Thursday, May 21, 2015
Cherry Ames Dude Ranch Nurse and Rest Home Nurse
This book is quite reminiscent of the Trixie Belden book, The Mystery in Arizona, since Julie Campbell Tatham wrote both books. Cherry Ames, Dude Ranch Nurse was written first, so Tatham reused ideas in The Mystery in Arizona. A major part of the plot in Cherry Ames, Dude Ranch Nurse is Cherry's difficult patients. I was amused, since Trixie, Honey, and Di have to clean the rooms of difficult guests in The Mystery in Arizona. In both books, the difficult people eat up time, causing the protagonists to have to hurry through other tasks.
Both books have the same feel and flavor. The rooms are like cubicles. Both Cherry and Trixie aren't able to have much fun due to the various complications. They both get homesick.
I have noticed that Cherry gets out of each climactic scrape very easily in every book. In this book, Cherry is confronted by the villain, who has a gun. They are alone with no one around for miles. Oh, no! However, I was not in any sort of suspense. I caught on a number of books ago that Cherry is not allowed to be in great danger for more than a brief moment, and she is always rescued by one or more men. In this book, Cherry is only with the villain for around five pages, long enough for him to recite what he did and why, then she is rescued.
Cherry and Patty have a lengthy conversion that I found boring. Cherry spends four pages describing her nursing training in great detail. Cherry lists all of her friends, describing them thoroughly. Patty then tells Cherry everything she knows about nursing. Patty spends close to two pages reciting her knowledge. How boring! I skimmed this conversation. The reminiscing from the early Cherry Ames books is a quality that I dislike about all of those books, and I didn't need to read the same story again for the umpteenth time.
Aside from that one conversation, nothing about this book is boring. The book is thoroughly engaging, and I greatly enjoyed it.

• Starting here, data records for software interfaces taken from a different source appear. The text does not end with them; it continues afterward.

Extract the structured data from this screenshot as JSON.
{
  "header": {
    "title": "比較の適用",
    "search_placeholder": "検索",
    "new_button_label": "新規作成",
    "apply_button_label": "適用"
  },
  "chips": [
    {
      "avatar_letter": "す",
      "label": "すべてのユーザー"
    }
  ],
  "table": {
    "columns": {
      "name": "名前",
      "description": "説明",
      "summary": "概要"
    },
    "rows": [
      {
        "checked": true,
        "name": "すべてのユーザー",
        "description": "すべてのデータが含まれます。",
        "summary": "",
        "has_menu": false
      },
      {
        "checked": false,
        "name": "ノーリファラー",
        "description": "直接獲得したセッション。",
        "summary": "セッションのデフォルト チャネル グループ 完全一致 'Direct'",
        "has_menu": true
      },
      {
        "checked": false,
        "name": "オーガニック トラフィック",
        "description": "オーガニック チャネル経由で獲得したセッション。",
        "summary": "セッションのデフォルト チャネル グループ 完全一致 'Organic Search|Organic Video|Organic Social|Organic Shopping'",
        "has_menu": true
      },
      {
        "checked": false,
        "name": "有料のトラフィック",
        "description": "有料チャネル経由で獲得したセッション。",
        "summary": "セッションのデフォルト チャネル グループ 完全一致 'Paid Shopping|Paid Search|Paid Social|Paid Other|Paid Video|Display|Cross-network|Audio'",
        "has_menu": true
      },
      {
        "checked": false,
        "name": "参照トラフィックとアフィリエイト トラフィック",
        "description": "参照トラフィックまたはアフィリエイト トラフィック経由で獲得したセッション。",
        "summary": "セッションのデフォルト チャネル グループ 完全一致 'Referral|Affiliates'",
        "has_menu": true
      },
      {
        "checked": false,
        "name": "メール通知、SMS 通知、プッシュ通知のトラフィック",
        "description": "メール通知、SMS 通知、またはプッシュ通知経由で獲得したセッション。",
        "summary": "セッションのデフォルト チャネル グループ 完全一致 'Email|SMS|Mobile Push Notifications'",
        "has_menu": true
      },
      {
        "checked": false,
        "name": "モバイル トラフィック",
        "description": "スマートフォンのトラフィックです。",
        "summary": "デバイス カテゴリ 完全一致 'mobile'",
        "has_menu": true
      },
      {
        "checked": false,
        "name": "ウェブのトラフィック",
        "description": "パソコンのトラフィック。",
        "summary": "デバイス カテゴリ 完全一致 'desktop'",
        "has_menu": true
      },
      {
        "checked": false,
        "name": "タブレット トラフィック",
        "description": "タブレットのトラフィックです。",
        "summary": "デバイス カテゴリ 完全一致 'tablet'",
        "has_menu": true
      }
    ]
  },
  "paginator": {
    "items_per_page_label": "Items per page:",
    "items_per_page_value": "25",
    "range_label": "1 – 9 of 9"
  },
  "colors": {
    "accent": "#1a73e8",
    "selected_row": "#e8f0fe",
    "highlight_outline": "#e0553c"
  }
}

The past few books written by Julie Tatham have gradually had more Trixie Belden expressions slip into the text, such as "gleeps." This book also has the expression "super-glamorous perfect."
I greatly enjoyed this book.